[Data about app and page elements]
--- START ---

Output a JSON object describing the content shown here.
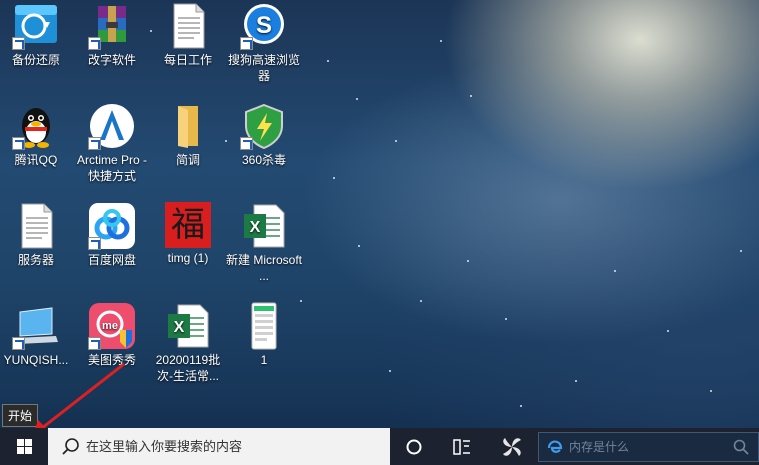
{
  "desktop": {
    "icons": [
      {
        "label": "备份还原",
        "icon": "backup-restore-icon"
      },
      {
        "label": "改字软件",
        "icon": "winrar-archive-icon"
      },
      {
        "label": "每日工作",
        "icon": "text-document-icon"
      },
      {
        "label": "搜狗高速浏览器",
        "icon": "sogou-browser-icon"
      },
      {
        "label": "腾讯QQ",
        "icon": "qq-penguin-icon"
      },
      {
        "label": "Arctime Pro - 快捷方式",
        "icon": "arctime-icon"
      },
      {
        "label": "简调",
        "icon": "folder-icon"
      },
      {
        "label": "360杀毒",
        "icon": "360-antivirus-icon"
      },
      {
        "label": "服务器",
        "icon": "text-document-icon"
      },
      {
        "label": "百度网盘",
        "icon": "baidu-netdisk-icon"
      },
      {
        "label": "timg (1)",
        "icon": "fu-image-icon"
      },
      {
        "label": "新建 Microsoft ...",
        "icon": "excel-icon"
      },
      {
        "label": "YUNQISH...",
        "icon": "computer-icon"
      },
      {
        "label": "美图秀秀",
        "icon": "meitu-icon"
      },
      {
        "label": "20200119批次-生活常...",
        "icon": "excel-icon"
      },
      {
        "label": "1",
        "icon": "phone-screenshot-icon"
      }
    ],
    "fu_char": "福"
  },
  "tooltip": {
    "text": "开始"
  },
  "taskbar": {
    "search_placeholder": "在这里输入你要搜索的内容",
    "ie_search_placeholder": "内存是什么"
  },
  "colors": {
    "taskbar": "#1c2230",
    "accent_arrow": "#e02020"
  }
}
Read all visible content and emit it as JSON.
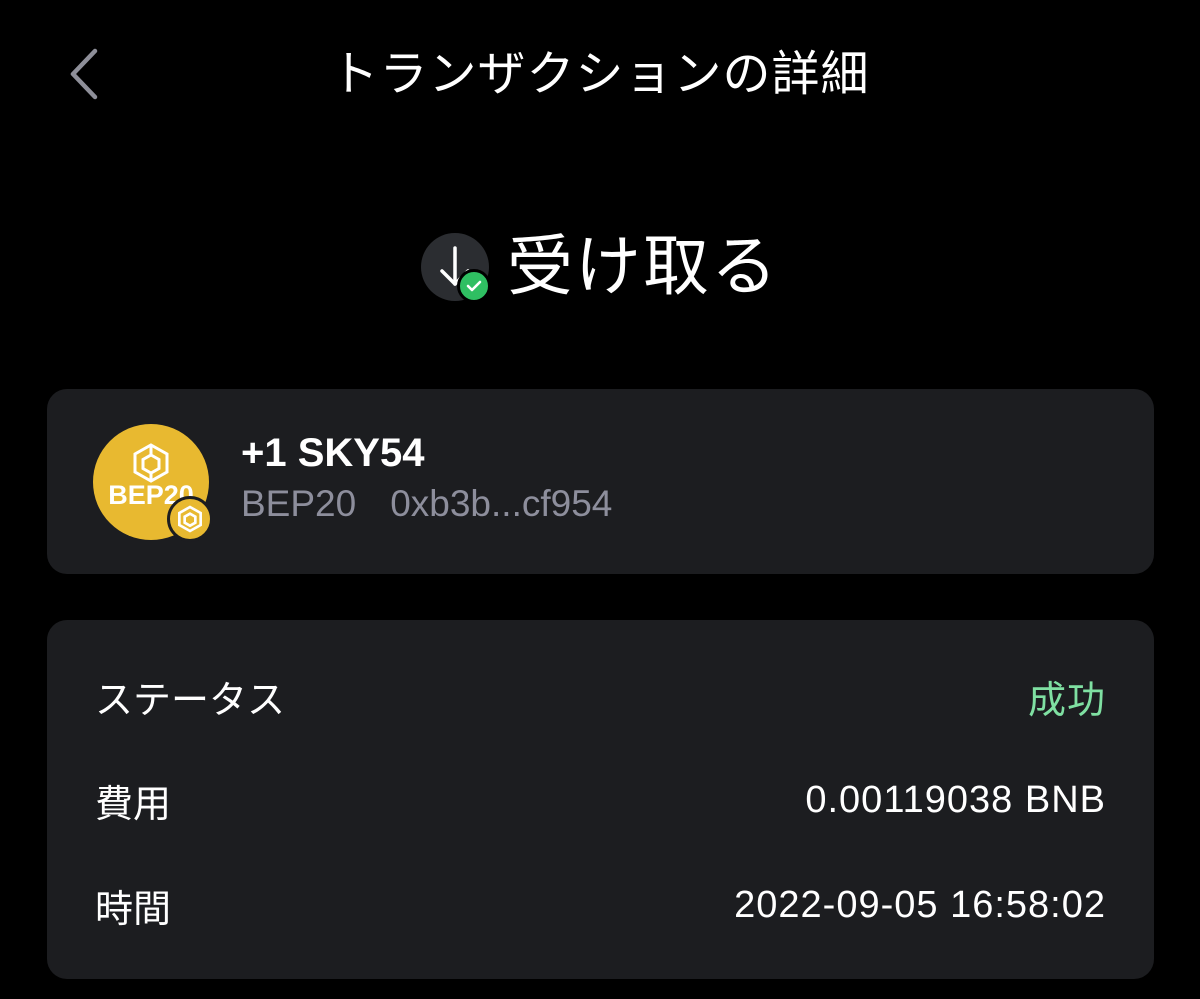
{
  "header": {
    "title": "トランザクションの詳細",
    "back_icon": "chevron-left-icon"
  },
  "transaction": {
    "type_label": "受け取る",
    "type_icon": "arrow-down-icon",
    "status_badge_icon": "check-icon",
    "status_badge_color": "#2fbf62"
  },
  "token": {
    "logo_text": "BEP20",
    "logo_color": "#e8b930",
    "amount": "+1 SKY54",
    "network": "BEP20",
    "address": "0xb3b...cf954"
  },
  "details": {
    "status_label": "ステータス",
    "status_value": "成功",
    "status_color": "#7fe0a2",
    "fee_label": "費用",
    "fee_value": "0.00119038 BNB",
    "time_label": "時間",
    "time_value": "2022-09-05 16:58:02"
  }
}
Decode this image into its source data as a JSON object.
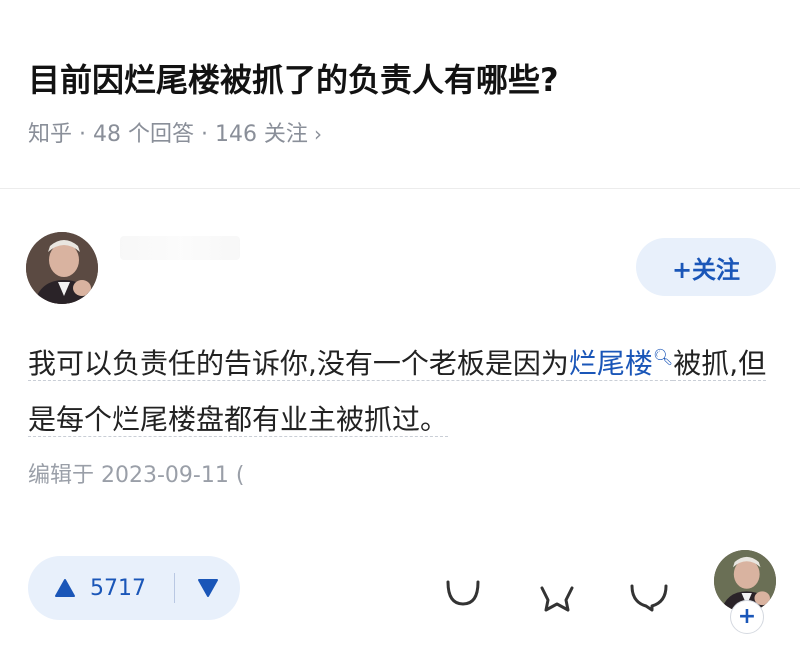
{
  "question": {
    "title": "目前因烂尾楼被抓了的负责人有哪些?",
    "meta": "知乎 · 48 个回答 · 146 关注",
    "meta_chevron": "›"
  },
  "author": {
    "avatar_icon": "person-avatar",
    "follow_label": "+关注"
  },
  "answer": {
    "text_before": "我可以负责任的告诉你,没有一个老板是因为",
    "keyword": "烂尾楼",
    "text_after": "被抓,但是每个烂尾楼盘都有业主被抓过。",
    "edited": "编辑于 2023-09-11 ("
  },
  "toolbar": {
    "upvote_count": "5717",
    "upvote_icon": "triangle-up-icon",
    "downvote_icon": "triangle-down-icon",
    "comment_icon": "comment-icon",
    "favorite_icon": "star-icon",
    "like_icon": "heart-icon",
    "follow_plus": "+"
  },
  "colors": {
    "accent": "#1a56b8",
    "accent_bg": "#e8f0fb",
    "muted": "#8a8f99"
  }
}
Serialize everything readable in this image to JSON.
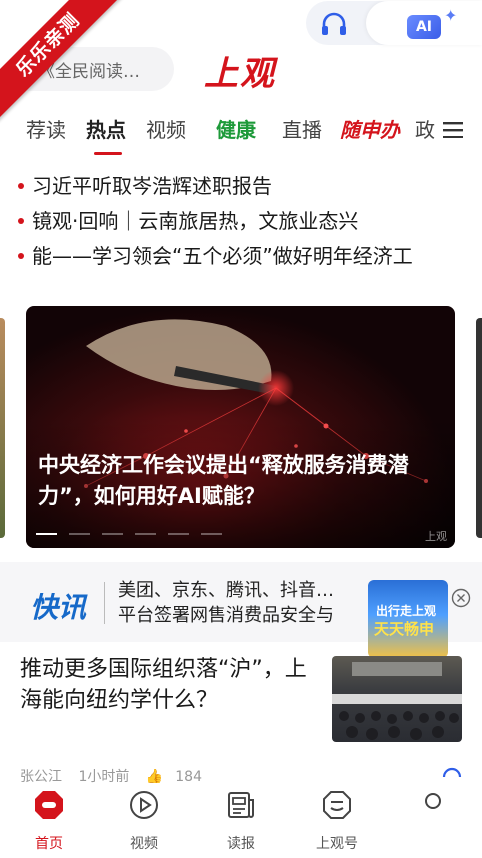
{
  "ribbon": {
    "label": "乐乐亲测"
  },
  "header": {
    "search_text": "《全民阅读…",
    "brand": "上观",
    "ai_label": "AI"
  },
  "tabs": [
    {
      "label": "荐读"
    },
    {
      "label": "热点",
      "active": true
    },
    {
      "label": "视频"
    },
    {
      "label": "健康"
    },
    {
      "label": "直播"
    },
    {
      "label": "随申办"
    },
    {
      "label": "政"
    }
  ],
  "headlines": [
    "习近平听取岑浩辉述职报告",
    "镜观·回响｜云南旅居热，文旅业态兴",
    "能——学习领会“五个必须”做好明年经济工"
  ],
  "banner": {
    "title": "中央经济工作会议提出“释放服务消费潜力”，如何用好AI赋能？",
    "watermark": "上观",
    "slides": 6,
    "active_slide": 1
  },
  "flash": {
    "logo": "快讯",
    "text_line1": "美团、京东、腾讯、抖音…",
    "text_line2": "平台签署网售消费品安全与",
    "promo_line1": "出行走上观",
    "promo_line2": "天天畅申"
  },
  "article": {
    "title": "推动更多国际组织落“沪”，上海能向纽约学什么？",
    "source": "张公江",
    "time": "1小时前",
    "likes": "184"
  },
  "bottom_nav": [
    {
      "label": "首页",
      "icon": "home-icon",
      "active": true
    },
    {
      "label": "视频",
      "icon": "video-icon"
    },
    {
      "label": "读报",
      "icon": "newspaper-icon"
    },
    {
      "label": "上观号",
      "icon": "account-icon"
    },
    {
      "label": "",
      "icon": "profile-icon"
    }
  ],
  "colors": {
    "brand_red": "#d4141c",
    "health_green": "#1e9a3a",
    "flash_blue": "#1669c9"
  }
}
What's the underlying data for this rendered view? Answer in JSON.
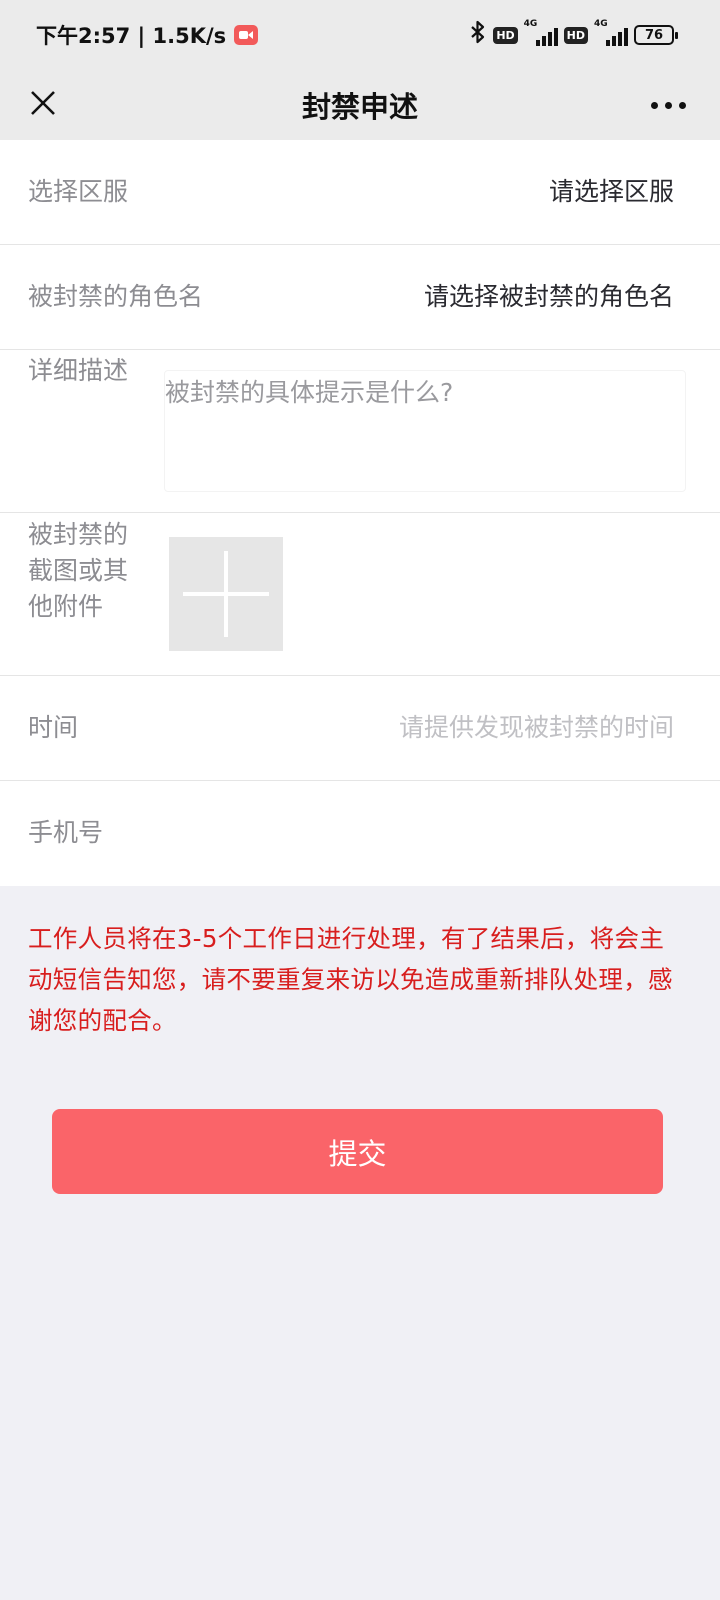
{
  "status_bar": {
    "time_speed": "下午2:57 | 1.5K/s",
    "network": "4G",
    "hd": "HD",
    "battery": "76"
  },
  "nav": {
    "title": "封禁申述"
  },
  "form": {
    "server": {
      "label": "选择区服",
      "value": "请选择区服"
    },
    "role": {
      "label": "被封禁的角色名",
      "value": "请选择被封禁的角色名"
    },
    "description": {
      "label": "详细描述",
      "placeholder": "被封禁的具体提示是什么?"
    },
    "attachment": {
      "label": "被封禁的截图或其他附件"
    },
    "time": {
      "label": "时间",
      "placeholder": "请提供发现被封禁的时间"
    },
    "phone": {
      "label": "手机号",
      "value": ""
    }
  },
  "notice": "工作人员将在3-5个工作日进行处理，有了结果后，将会主动短信告知您，请不要重复来访以免造成重新排队处理，感谢您的配合。",
  "submit_label": "提交",
  "colors": {
    "accent": "#fa6469",
    "notice": "#d81e1e",
    "background": "#f0f0f5"
  }
}
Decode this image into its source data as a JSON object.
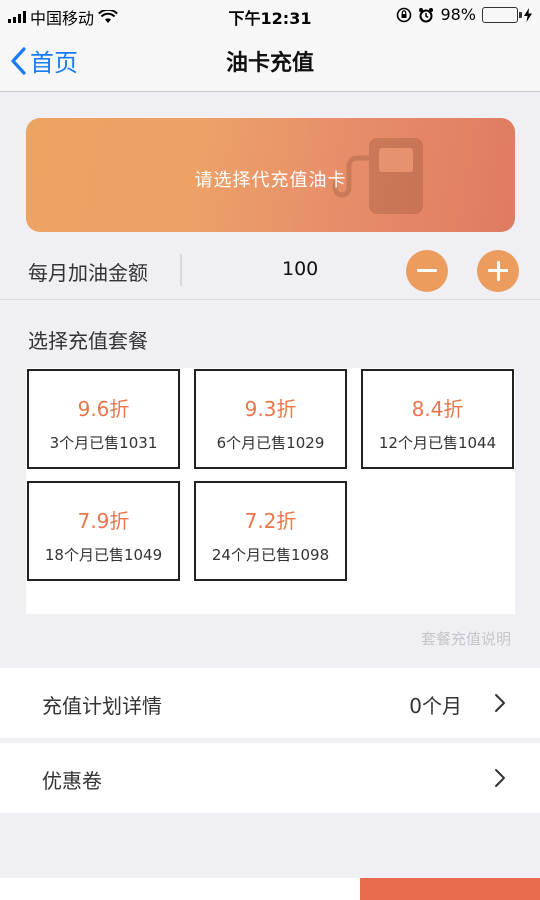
{
  "status_bar": {
    "carrier": "中国移动",
    "time": "下午12:31",
    "battery": "98%"
  },
  "nav": {
    "back_label": "首页",
    "title": "油卡充值"
  },
  "banner": {
    "text": "请选择代充值油卡"
  },
  "monthly": {
    "label": "每月加油金额",
    "amount": "100"
  },
  "packages": {
    "title": "选择充值套餐",
    "items": [
      {
        "discount": "9.6折",
        "sold": "3个月已售1031"
      },
      {
        "discount": "9.3折",
        "sold": "6个月已售1029"
      },
      {
        "discount": "8.4折",
        "sold": "12个月已售1044"
      },
      {
        "discount": "7.9折",
        "sold": "18个月已售1049"
      },
      {
        "discount": "7.2折",
        "sold": "24个月已售1098"
      }
    ],
    "note": "套餐充值说明"
  },
  "plan_row": {
    "label": "充值计划详情",
    "value": "0个月"
  },
  "coupon_row": {
    "label": "优惠卷"
  },
  "colors": {
    "accent": "#e9764b",
    "button": "#ec9d5e",
    "link": "#1a7cf5"
  }
}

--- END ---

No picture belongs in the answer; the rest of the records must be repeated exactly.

Answer section =>
Output a JSON object describing the content shown here.
{
  "desktop": {
    "icons": [
      {
        "label": "备份还原",
        "icon": "backup-restore-icon"
      },
      {
        "label": "改字软件",
        "icon": "winrar-archive-icon"
      },
      {
        "label": "每日工作",
        "icon": "text-document-icon"
      },
      {
        "label": "搜狗高速浏览器",
        "icon": "sogou-browser-icon"
      },
      {
        "label": "腾讯QQ",
        "icon": "qq-penguin-icon"
      },
      {
        "label": "Arctime Pro - 快捷方式",
        "icon": "arctime-icon"
      },
      {
        "label": "简调",
        "icon": "folder-icon"
      },
      {
        "label": "360杀毒",
        "icon": "360-antivirus-icon"
      },
      {
        "label": "服务器",
        "icon": "text-document-icon"
      },
      {
        "label": "百度网盘",
        "icon": "baidu-netdisk-icon"
      },
      {
        "label": "timg (1)",
        "icon": "fu-image-icon"
      },
      {
        "label": "新建 Microsoft ...",
        "icon": "excel-icon"
      },
      {
        "label": "YUNQISH...",
        "icon": "computer-icon"
      },
      {
        "label": "美图秀秀",
        "icon": "meitu-icon"
      },
      {
        "label": "20200119批次-生活常...",
        "icon": "excel-icon"
      },
      {
        "label": "1",
        "icon": "phone-screenshot-icon"
      }
    ],
    "fu_char": "福"
  },
  "tooltip": {
    "text": "开始"
  },
  "taskbar": {
    "search_placeholder": "在这里输入你要搜索的内容",
    "ie_search_placeholder": "内存是什么"
  },
  "colors": {
    "taskbar": "#1c2230",
    "accent_arrow": "#e02020"
  }
}
Read all visible content and emit it as JSON.
{
  "header": {
    "title": "トランザクションの詳細",
    "back_icon": "chevron-left-icon"
  },
  "transaction": {
    "type_label": "受け取る",
    "type_icon": "arrow-down-icon",
    "status_badge_icon": "check-icon",
    "status_badge_color": "#2fbf62"
  },
  "token": {
    "logo_text": "BEP20",
    "logo_color": "#e8b930",
    "amount": "+1 SKY54",
    "network": "BEP20",
    "address": "0xb3b...cf954"
  },
  "details": {
    "status_label": "ステータス",
    "status_value": "成功",
    "status_color": "#7fe0a2",
    "fee_label": "費用",
    "fee_value": "0.00119038 BNB",
    "time_label": "時間",
    "time_value": "2022-09-05 16:58:02"
  }
}
Decode this image into its source data as a JSON object.
{
  "question": {
    "title": "目前因烂尾楼被抓了的负责人有哪些?",
    "meta": "知乎 · 48 个回答 · 146 关注",
    "meta_chevron": "›"
  },
  "author": {
    "avatar_icon": "person-avatar",
    "follow_label": "+关注"
  },
  "answer": {
    "text_before": "我可以负责任的告诉你,没有一个老板是因为",
    "keyword": "烂尾楼",
    "text_after": "被抓,但是每个烂尾楼盘都有业主被抓过。",
    "edited": "编辑于 2023-09-11 ("
  },
  "toolbar": {
    "upvote_count": "5717",
    "upvote_icon": "triangle-up-icon",
    "downvote_icon": "triangle-down-icon",
    "comment_icon": "comment-icon",
    "favorite_icon": "star-icon",
    "like_icon": "heart-icon",
    "follow_plus": "+"
  },
  "colors": {
    "accent": "#1a56b8",
    "accent_bg": "#e8f0fb",
    "muted": "#8a8f99"
  }
}
Serialize everything readable in this image to JSON.
{
  "ribbon": {
    "label": "乐乐亲测"
  },
  "header": {
    "search_text": "《全民阅读…",
    "brand": "上观",
    "ai_label": "AI"
  },
  "tabs": [
    {
      "label": "荐读"
    },
    {
      "label": "热点",
      "active": true
    },
    {
      "label": "视频"
    },
    {
      "label": "健康"
    },
    {
      "label": "直播"
    },
    {
      "label": "随申办"
    },
    {
      "label": "政"
    }
  ],
  "headlines": [
    "习近平听取岑浩辉述职报告",
    "镜观·回响｜云南旅居热，文旅业态兴",
    "能——学习领会“五个必须”做好明年经济工"
  ],
  "banner": {
    "title": "中央经济工作会议提出“释放服务消费潜力”，如何用好AI赋能？",
    "watermark": "上观",
    "slides": 6,
    "active_slide": 1
  },
  "flash": {
    "logo": "快讯",
    "text_line1": "美团、京东、腾讯、抖音…",
    "text_line2": "平台签署网售消费品安全与",
    "promo_line1": "出行走上观",
    "promo_line2": "天天畅申"
  },
  "article": {
    "title": "推动更多国际组织落“沪”，上海能向纽约学什么？",
    "source": "张公江",
    "time": "1小时前",
    "likes": "184"
  },
  "bottom_nav": [
    {
      "label": "首页",
      "icon": "home-icon",
      "active": true
    },
    {
      "label": "视频",
      "icon": "video-icon"
    },
    {
      "label": "读报",
      "icon": "newspaper-icon"
    },
    {
      "label": "上观号",
      "icon": "account-icon"
    },
    {
      "label": "",
      "icon": "profile-icon"
    }
  ],
  "colors": {
    "brand_red": "#d4141c",
    "health_green": "#1e9a3a",
    "flash_blue": "#1669c9"
  }
}
What's the underlying data for this rendered view? Answer in JSON.
{
  "status_bar": {
    "time_speed": "下午2:57 | 1.5K/s",
    "network": "4G",
    "hd": "HD",
    "battery": "76"
  },
  "nav": {
    "title": "封禁申述"
  },
  "form": {
    "server": {
      "label": "选择区服",
      "value": "请选择区服"
    },
    "role": {
      "label": "被封禁的角色名",
      "value": "请选择被封禁的角色名"
    },
    "description": {
      "label": "详细描述",
      "placeholder": "被封禁的具体提示是什么?"
    },
    "attachment": {
      "label": "被封禁的截图或其他附件"
    },
    "time": {
      "label": "时间",
      "placeholder": "请提供发现被封禁的时间"
    },
    "phone": {
      "label": "手机号",
      "value": ""
    }
  },
  "notice": "工作人员将在3-5个工作日进行处理，有了结果后，将会主动短信告知您，请不要重复来访以免造成重新排队处理，感谢您的配合。",
  "submit_label": "提交",
  "colors": {
    "accent": "#fa6469",
    "notice": "#d81e1e",
    "background": "#f0f0f5"
  }
}
Decode this image into its source data as a JSON object.
{
  "status_bar": {
    "carrier": "中国移动",
    "time": "下午12:31",
    "battery": "98%"
  },
  "nav": {
    "back_label": "首页",
    "title": "油卡充值"
  },
  "banner": {
    "text": "请选择代充值油卡"
  },
  "monthly": {
    "label": "每月加油金额",
    "amount": "100"
  },
  "packages": {
    "title": "选择充值套餐",
    "items": [
      {
        "discount": "9.6折",
        "sold": "3个月已售1031"
      },
      {
        "discount": "9.3折",
        "sold": "6个月已售1029"
      },
      {
        "discount": "8.4折",
        "sold": "12个月已售1044"
      },
      {
        "discount": "7.9折",
        "sold": "18个月已售1049"
      },
      {
        "discount": "7.2折",
        "sold": "24个月已售1098"
      }
    ],
    "note": "套餐充值说明"
  },
  "plan_row": {
    "label": "充值计划详情",
    "value": "0个月"
  },
  "coupon_row": {
    "label": "优惠卷"
  },
  "colors": {
    "accent": "#e9764b",
    "button": "#ec9d5e",
    "link": "#1a7cf5"
  }
}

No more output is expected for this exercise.